**Data items:**
========================================
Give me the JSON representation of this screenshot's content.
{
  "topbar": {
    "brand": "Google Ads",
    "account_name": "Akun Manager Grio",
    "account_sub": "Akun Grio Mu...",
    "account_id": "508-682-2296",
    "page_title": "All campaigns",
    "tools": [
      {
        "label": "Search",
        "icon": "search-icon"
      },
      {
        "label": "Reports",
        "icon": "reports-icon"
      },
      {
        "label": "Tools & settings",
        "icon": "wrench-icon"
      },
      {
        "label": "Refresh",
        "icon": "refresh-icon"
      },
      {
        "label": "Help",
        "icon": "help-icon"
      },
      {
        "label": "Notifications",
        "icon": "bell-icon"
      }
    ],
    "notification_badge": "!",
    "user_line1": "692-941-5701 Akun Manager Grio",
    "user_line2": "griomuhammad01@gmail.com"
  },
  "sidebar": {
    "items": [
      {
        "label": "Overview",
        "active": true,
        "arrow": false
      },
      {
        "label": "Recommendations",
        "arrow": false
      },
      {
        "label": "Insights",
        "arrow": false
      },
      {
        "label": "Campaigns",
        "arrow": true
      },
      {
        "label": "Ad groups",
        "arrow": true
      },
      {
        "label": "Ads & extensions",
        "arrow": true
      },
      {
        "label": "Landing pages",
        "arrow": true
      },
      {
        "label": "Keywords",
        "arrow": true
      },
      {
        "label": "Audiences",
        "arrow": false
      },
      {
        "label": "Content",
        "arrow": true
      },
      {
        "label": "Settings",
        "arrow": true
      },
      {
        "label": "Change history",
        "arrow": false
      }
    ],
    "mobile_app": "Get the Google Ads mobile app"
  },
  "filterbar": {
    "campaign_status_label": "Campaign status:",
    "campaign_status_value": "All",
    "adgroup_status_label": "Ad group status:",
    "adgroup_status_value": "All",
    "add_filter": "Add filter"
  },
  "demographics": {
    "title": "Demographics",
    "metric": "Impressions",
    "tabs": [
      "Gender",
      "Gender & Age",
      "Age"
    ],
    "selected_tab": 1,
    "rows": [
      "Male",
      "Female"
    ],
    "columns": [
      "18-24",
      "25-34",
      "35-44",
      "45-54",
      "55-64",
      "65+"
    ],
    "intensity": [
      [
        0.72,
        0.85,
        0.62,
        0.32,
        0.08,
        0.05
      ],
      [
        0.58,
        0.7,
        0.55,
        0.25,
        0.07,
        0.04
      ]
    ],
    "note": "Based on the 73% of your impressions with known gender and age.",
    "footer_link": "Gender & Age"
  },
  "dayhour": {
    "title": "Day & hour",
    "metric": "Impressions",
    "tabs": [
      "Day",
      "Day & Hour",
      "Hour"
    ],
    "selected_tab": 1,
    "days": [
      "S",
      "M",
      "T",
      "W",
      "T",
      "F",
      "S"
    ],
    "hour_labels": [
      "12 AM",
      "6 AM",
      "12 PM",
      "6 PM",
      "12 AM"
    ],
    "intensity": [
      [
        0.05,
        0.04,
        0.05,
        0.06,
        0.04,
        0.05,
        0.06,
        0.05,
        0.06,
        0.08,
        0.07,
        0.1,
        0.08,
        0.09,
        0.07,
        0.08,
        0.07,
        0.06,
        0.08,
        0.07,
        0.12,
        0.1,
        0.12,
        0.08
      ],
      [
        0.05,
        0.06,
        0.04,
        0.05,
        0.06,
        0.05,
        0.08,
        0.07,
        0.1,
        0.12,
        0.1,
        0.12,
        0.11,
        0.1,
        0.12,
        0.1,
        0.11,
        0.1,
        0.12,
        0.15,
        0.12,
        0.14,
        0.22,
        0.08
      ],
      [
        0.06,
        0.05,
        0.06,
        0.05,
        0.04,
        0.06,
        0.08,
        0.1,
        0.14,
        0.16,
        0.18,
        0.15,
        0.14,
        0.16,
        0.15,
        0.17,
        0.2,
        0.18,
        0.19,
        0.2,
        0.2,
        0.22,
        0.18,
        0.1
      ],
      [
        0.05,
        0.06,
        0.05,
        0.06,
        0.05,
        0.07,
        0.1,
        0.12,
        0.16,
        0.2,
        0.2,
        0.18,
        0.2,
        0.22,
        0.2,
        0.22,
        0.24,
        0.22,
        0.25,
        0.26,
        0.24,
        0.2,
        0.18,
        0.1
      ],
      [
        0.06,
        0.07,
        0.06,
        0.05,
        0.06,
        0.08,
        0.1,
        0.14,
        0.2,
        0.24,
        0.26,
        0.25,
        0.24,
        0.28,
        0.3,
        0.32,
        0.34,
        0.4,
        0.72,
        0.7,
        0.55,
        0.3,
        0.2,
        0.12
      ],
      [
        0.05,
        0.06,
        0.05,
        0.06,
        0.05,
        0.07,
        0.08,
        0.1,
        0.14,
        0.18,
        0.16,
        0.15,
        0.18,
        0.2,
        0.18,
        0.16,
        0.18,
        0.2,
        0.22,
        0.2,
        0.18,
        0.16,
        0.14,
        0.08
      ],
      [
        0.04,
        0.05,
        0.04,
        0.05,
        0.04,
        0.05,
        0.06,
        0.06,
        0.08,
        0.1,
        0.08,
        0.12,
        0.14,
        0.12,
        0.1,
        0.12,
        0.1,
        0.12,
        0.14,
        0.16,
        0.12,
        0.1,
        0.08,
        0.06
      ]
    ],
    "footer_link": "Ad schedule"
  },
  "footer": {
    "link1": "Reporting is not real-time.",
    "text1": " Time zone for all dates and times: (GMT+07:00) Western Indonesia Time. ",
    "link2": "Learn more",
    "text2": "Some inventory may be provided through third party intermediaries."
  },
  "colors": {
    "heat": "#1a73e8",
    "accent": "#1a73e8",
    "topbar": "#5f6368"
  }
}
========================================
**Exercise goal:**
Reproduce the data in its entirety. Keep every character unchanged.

**Answer area:**
Give me the JSON representation of this screenshot's content.
{
  "topbar": {
    "brand": "Google Ads",
    "account_name": "Akun Manager Grio",
    "account_sub": "Akun Grio Mu...",
    "account_id": "508-682-2296",
    "page_title": "All campaigns",
    "tools": [
      {
        "label": "Search",
        "icon": "search-icon"
      },
      {
        "label": "Reports",
        "icon": "reports-icon"
      },
      {
        "label": "Tools & settings",
        "icon": "wrench-icon"
      },
      {
        "label": "Refresh",
        "icon": "refresh-icon"
      },
      {
        "label": "Help",
        "icon": "help-icon"
      },
      {
        "label": "Notifications",
        "icon": "bell-icon"
      }
    ],
    "notification_badge": "!",
    "user_line1": "692-941-5701 Akun Manager Grio",
    "user_line2": "griomuhammad01@gmail.com"
  },
  "sidebar": {
    "items": [
      {
        "label": "Overview",
        "active": true,
        "arrow": false
      },
      {
        "label": "Recommendations",
        "arrow": false
      },
      {
        "label": "Insights",
        "arrow": false
      },
      {
        "label": "Campaigns",
        "arrow": true
      },
      {
        "label": "Ad groups",
        "arrow": true
      },
      {
        "label": "Ads & extensions",
        "arrow": true
      },
      {
        "label": "Landing pages",
        "arrow": true
      },
      {
        "label": "Keywords",
        "arrow": true
      },
      {
        "label": "Audiences",
        "arrow": false
      },
      {
        "label": "Content",
        "arrow": true
      },
      {
        "label": "Settings",
        "arrow": true
      },
      {
        "label": "Change history",
        "arrow": false
      }
    ],
    "mobile_app": "Get the Google Ads mobile app"
  },
  "filterbar": {
    "campaign_status_label": "Campaign status:",
    "campaign_status_value": "All",
    "adgroup_status_label": "Ad group status:",
    "adgroup_status_value": "All",
    "add_filter": "Add filter"
  },
  "demographics": {
    "title": "Demographics",
    "metric": "Impressions",
    "tabs": [
      "Gender",
      "Gender & Age",
      "Age"
    ],
    "selected_tab": 1,
    "rows": [
      "Male",
      "Female"
    ],
    "columns": [
      "18-24",
      "25-34",
      "35-44",
      "45-54",
      "55-64",
      "65+"
    ],
    "intensity": [
      [
        0.72,
        0.85,
        0.62,
        0.32,
        0.08,
        0.05
      ],
      [
        0.58,
        0.7,
        0.55,
        0.25,
        0.07,
        0.04
      ]
    ],
    "note": "Based on the 73% of your impressions with known gender and age.",
    "footer_link": "Gender & Age"
  },
  "dayhour": {
    "title": "Day & hour",
    "metric": "Impressions",
    "tabs": [
      "Day",
      "Day & Hour",
      "Hour"
    ],
    "selected_tab": 1,
    "days": [
      "S",
      "M",
      "T",
      "W",
      "T",
      "F",
      "S"
    ],
    "hour_labels": [
      "12 AM",
      "6 AM",
      "12 PM",
      "6 PM",
      "12 AM"
    ],
    "intensity": [
      [
        0.05,
        0.04,
        0.05,
        0.06,
        0.04,
        0.05,
        0.06,
        0.05,
        0.06,
        0.08,
        0.07,
        0.1,
        0.08,
        0.09,
        0.07,
        0.08,
        0.07,
        0.06,
        0.08,
        0.07,
        0.12,
        0.1,
        0.12,
        0.08
      ],
      [
        0.05,
        0.06,
        0.04,
        0.05,
        0.06,
        0.05,
        0.08,
        0.07,
        0.1,
        0.12,
        0.1,
        0.12,
        0.11,
        0.1,
        0.12,
        0.1,
        0.11,
        0.1,
        0.12,
        0.15,
        0.12,
        0.14,
        0.22,
        0.08
      ],
      [
        0.06,
        0.05,
        0.06,
        0.05,
        0.04,
        0.06,
        0.08,
        0.1,
        0.14,
        0.16,
        0.18,
        0.15,
        0.14,
        0.16,
        0.15,
        0.17,
        0.2,
        0.18,
        0.19,
        0.2,
        0.2,
        0.22,
        0.18,
        0.1
      ],
      [
        0.05,
        0.06,
        0.05,
        0.06,
        0.05,
        0.07,
        0.1,
        0.12,
        0.16,
        0.2,
        0.2,
        0.18,
        0.2,
        0.22,
        0.2,
        0.22,
        0.24,
        0.22,
        0.25,
        0.26,
        0.24,
        0.2,
        0.18,
        0.1
      ],
      [
        0.06,
        0.07,
        0.06,
        0.05,
        0.06,
        0.08,
        0.1,
        0.14,
        0.2,
        0.24,
        0.26,
        0.25,
        0.24,
        0.28,
        0.3,
        0.32,
        0.34,
        0.4,
        0.72,
        0.7,
        0.55,
        0.3,
        0.2,
        0.12
      ],
      [
        0.05,
        0.06,
        0.05,
        0.06,
        0.05,
        0.07,
        0.08,
        0.1,
        0.14,
        0.18,
        0.16,
        0.15,
        0.18,
        0.2,
        0.18,
        0.16,
        0.18,
        0.2,
        0.22,
        0.2,
        0.18,
        0.16,
        0.14,
        0.08
      ],
      [
        0.04,
        0.05,
        0.04,
        0.05,
        0.04,
        0.05,
        0.06,
        0.06,
        0.08,
        0.1,
        0.08,
        0.12,
        0.14,
        0.12,
        0.1,
        0.12,
        0.1,
        0.12,
        0.14,
        0.16,
        0.12,
        0.1,
        0.08,
        0.06
      ]
    ],
    "footer_link": "Ad schedule"
  },
  "footer": {
    "link1": "Reporting is not real-time.",
    "text1": " Time zone for all dates and times: (GMT+07:00) Western Indonesia Time. ",
    "link2": "Learn more",
    "text2": "Some inventory may be provided through third party intermediaries."
  },
  "colors": {
    "heat": "#1a73e8",
    "accent": "#1a73e8",
    "topbar": "#5f6368"
  }
}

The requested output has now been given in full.